Task prompt:
Copies of all lines containing the string "face" are needed from the data below.
▽
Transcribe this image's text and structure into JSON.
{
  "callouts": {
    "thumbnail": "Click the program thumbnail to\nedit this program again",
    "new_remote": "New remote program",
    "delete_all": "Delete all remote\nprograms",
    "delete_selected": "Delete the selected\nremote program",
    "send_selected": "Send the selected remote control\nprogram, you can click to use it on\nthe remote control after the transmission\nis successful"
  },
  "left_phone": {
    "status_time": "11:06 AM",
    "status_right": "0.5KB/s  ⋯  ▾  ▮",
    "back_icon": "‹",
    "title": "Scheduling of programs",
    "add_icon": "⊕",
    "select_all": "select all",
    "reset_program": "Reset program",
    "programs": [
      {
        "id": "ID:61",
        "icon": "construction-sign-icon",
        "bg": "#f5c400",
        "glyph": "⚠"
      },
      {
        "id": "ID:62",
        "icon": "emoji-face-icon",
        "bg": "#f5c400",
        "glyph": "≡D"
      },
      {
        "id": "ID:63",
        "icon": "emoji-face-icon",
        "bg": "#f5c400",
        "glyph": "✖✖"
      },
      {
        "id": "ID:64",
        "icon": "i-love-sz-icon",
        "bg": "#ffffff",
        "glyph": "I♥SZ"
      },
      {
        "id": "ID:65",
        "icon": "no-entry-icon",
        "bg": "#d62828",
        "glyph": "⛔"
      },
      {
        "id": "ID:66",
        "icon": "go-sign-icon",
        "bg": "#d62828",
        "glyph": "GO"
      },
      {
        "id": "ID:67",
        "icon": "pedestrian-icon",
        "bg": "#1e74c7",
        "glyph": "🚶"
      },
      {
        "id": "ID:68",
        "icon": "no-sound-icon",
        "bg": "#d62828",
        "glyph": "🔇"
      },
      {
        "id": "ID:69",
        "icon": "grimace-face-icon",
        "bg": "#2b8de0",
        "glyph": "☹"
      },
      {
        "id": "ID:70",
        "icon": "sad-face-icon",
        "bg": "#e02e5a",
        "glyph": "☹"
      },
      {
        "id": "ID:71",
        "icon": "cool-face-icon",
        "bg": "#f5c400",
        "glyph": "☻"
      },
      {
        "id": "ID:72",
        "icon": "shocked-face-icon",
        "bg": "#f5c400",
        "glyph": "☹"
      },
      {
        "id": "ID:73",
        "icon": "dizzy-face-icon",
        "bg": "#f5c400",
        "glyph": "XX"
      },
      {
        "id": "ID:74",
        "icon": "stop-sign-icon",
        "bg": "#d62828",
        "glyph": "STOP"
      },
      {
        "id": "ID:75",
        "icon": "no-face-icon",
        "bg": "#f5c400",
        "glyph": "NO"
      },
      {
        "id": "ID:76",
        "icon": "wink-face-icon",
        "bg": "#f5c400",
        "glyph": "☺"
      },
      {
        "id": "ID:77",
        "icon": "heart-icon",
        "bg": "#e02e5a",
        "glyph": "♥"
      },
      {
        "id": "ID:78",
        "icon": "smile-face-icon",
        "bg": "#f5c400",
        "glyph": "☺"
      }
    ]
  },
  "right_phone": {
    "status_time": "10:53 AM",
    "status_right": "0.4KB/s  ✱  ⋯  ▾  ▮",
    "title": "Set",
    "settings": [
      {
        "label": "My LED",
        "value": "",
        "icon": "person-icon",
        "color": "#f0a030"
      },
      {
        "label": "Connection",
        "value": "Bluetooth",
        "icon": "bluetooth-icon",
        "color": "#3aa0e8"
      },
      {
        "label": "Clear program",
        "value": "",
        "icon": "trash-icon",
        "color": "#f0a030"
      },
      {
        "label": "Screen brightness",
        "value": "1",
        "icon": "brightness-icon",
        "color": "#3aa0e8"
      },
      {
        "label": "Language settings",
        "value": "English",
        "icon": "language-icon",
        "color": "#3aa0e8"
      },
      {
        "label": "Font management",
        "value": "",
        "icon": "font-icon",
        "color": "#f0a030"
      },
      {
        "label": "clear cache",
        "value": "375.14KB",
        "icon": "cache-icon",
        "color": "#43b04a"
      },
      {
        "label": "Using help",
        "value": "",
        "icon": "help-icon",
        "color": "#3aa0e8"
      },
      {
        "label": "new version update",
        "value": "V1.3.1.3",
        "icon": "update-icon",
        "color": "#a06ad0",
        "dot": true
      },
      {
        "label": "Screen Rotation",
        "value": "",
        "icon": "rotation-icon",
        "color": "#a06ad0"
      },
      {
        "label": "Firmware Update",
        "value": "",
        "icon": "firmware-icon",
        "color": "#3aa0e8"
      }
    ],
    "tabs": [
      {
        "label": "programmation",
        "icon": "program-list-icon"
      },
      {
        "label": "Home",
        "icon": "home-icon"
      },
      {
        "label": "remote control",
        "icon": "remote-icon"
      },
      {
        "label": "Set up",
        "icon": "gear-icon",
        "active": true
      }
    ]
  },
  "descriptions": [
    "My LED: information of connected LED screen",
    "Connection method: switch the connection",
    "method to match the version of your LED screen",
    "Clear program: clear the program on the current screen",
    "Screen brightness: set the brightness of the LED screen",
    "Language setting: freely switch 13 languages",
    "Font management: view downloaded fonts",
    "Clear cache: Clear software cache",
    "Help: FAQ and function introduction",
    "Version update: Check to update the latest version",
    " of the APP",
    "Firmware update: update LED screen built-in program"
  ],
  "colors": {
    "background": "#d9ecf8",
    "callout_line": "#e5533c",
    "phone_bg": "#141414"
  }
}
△
Worked solution:
        "icon": "emoji-face-icon",
        "icon": "emoji-face-icon",
        "icon": "grimace-face-icon",
        "icon": "sad-face-icon",
        "icon": "cool-face-icon",
        "icon": "shocked-face-icon",
        "icon": "dizzy-face-icon",
        "icon": "no-face-icon",
        "icon": "wink-face-icon",
        "icon": "smile-face-icon",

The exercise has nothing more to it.